BEGIN PROVIDED RECORDS

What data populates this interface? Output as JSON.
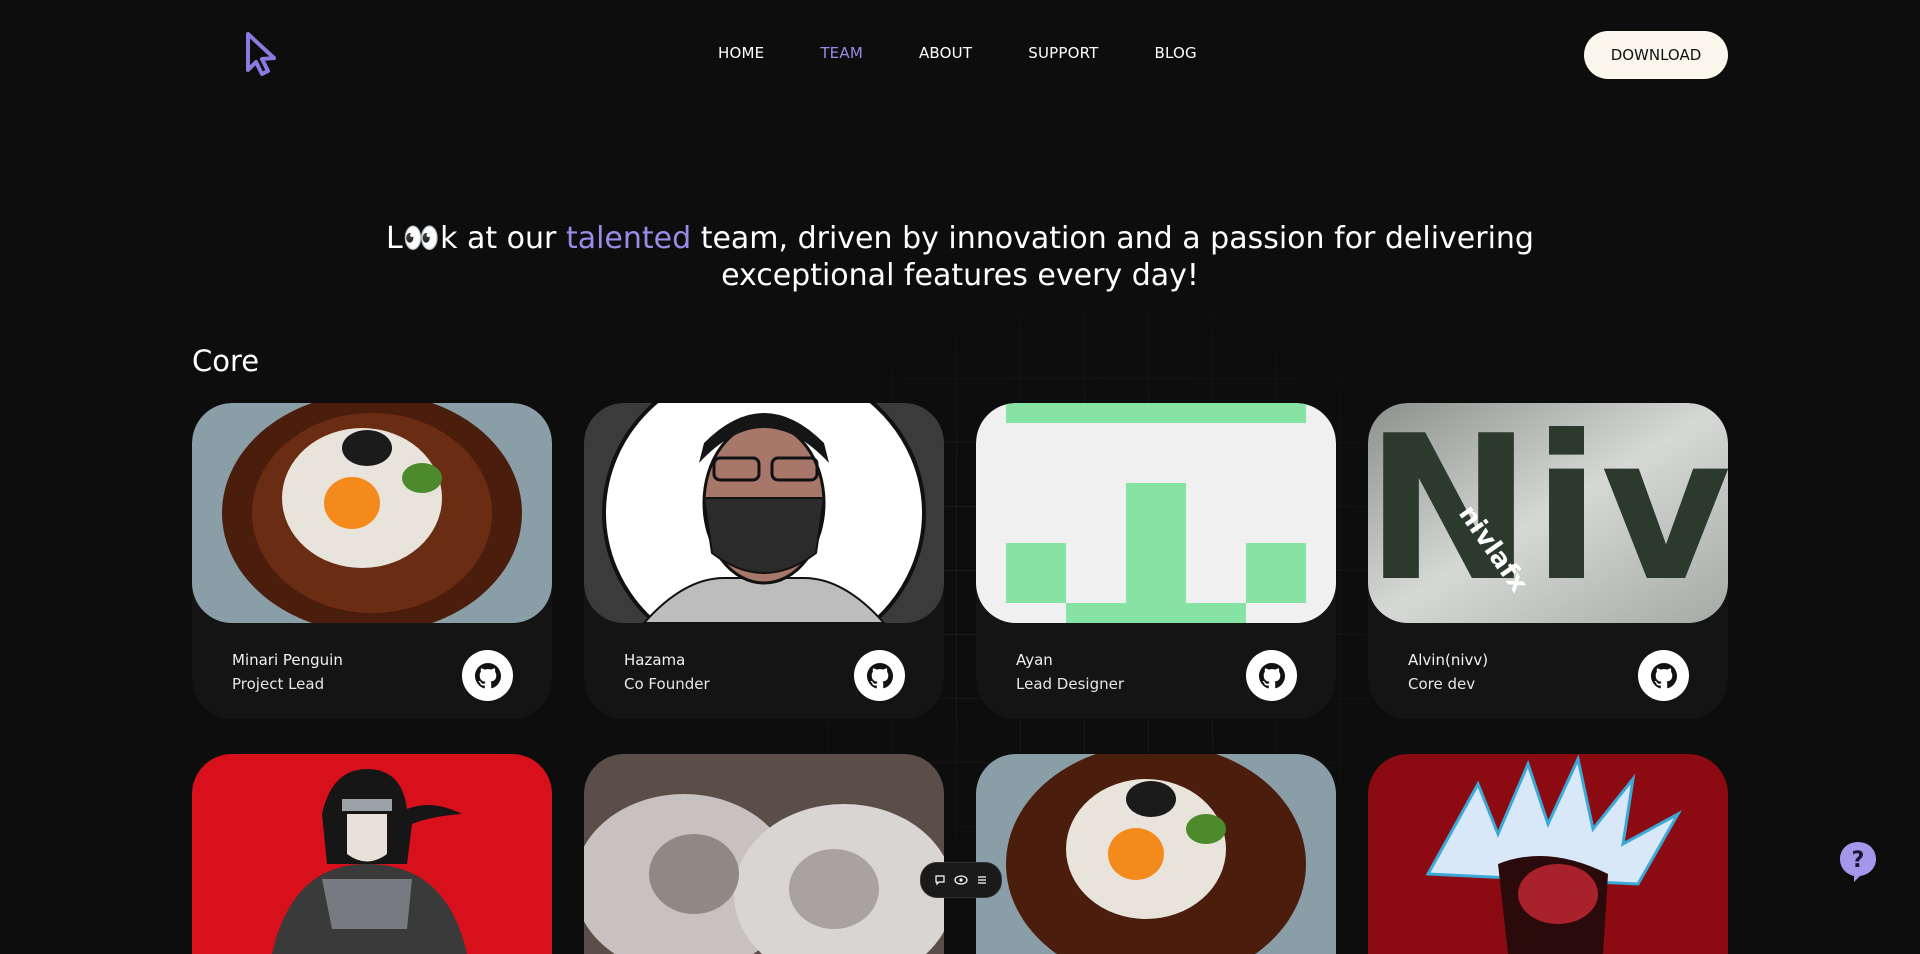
{
  "nav": {
    "items": [
      {
        "label": "HOME"
      },
      {
        "label": "TEAM",
        "active": true
      },
      {
        "label": "ABOUT"
      },
      {
        "label": "SUPPORT"
      },
      {
        "label": "BLOG"
      }
    ],
    "download_label": "DOWNLOAD"
  },
  "hero": {
    "part1": "L",
    "eyes": "👀",
    "part2": "k at our ",
    "accent": "talented",
    "part3": " team, driven by innovation and a passion for delivering",
    "line2": "exceptional features every day!"
  },
  "section": {
    "title": "Core"
  },
  "members": [
    {
      "name": "Minari Penguin",
      "role": "Project Lead"
    },
    {
      "name": "Hazama",
      "role": "Co Founder"
    },
    {
      "name": "Ayan",
      "role": "Lead Designer"
    },
    {
      "name": "Alvin(nivv)",
      "role": "Core dev"
    }
  ],
  "avatar_text": {
    "niv": "Niv",
    "nivlafx": "nivlafx"
  },
  "colors": {
    "accent": "#9b8ae6",
    "background": "#0d0d0d",
    "download_bg": "#fcf7ec",
    "ayan_green": "#86e3a4"
  },
  "icons": [
    "cursor-logo-icon",
    "github-icon",
    "chat-icon",
    "eye-icon",
    "menu-icon",
    "help-icon"
  ]
}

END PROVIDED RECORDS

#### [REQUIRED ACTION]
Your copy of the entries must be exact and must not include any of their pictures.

#### [TASK RESPONSE]
What data populates this interface? Output as JSON.
{
  "nav": {
    "items": [
      {
        "label": "HOME"
      },
      {
        "label": "TEAM",
        "active": true
      },
      {
        "label": "ABOUT"
      },
      {
        "label": "SUPPORT"
      },
      {
        "label": "BLOG"
      }
    ],
    "download_label": "DOWNLOAD"
  },
  "hero": {
    "part1": "L",
    "eyes": "👀",
    "part2": "k at our ",
    "accent": "talented",
    "part3": " team, driven by innovation and a passion for delivering",
    "line2": "exceptional features every day!"
  },
  "section": {
    "title": "Core"
  },
  "members": [
    {
      "name": "Minari Penguin",
      "role": "Project Lead"
    },
    {
      "name": "Hazama",
      "role": "Co Founder"
    },
    {
      "name": "Ayan",
      "role": "Lead Designer"
    },
    {
      "name": "Alvin(nivv)",
      "role": "Core dev"
    }
  ],
  "avatar_text": {
    "niv": "Niv",
    "nivlafx": "nivlafx"
  },
  "colors": {
    "accent": "#9b8ae6",
    "background": "#0d0d0d",
    "download_bg": "#fcf7ec",
    "ayan_green": "#86e3a4"
  },
  "icons": [
    "cursor-logo-icon",
    "github-icon",
    "chat-icon",
    "eye-icon",
    "menu-icon",
    "help-icon"
  ]
}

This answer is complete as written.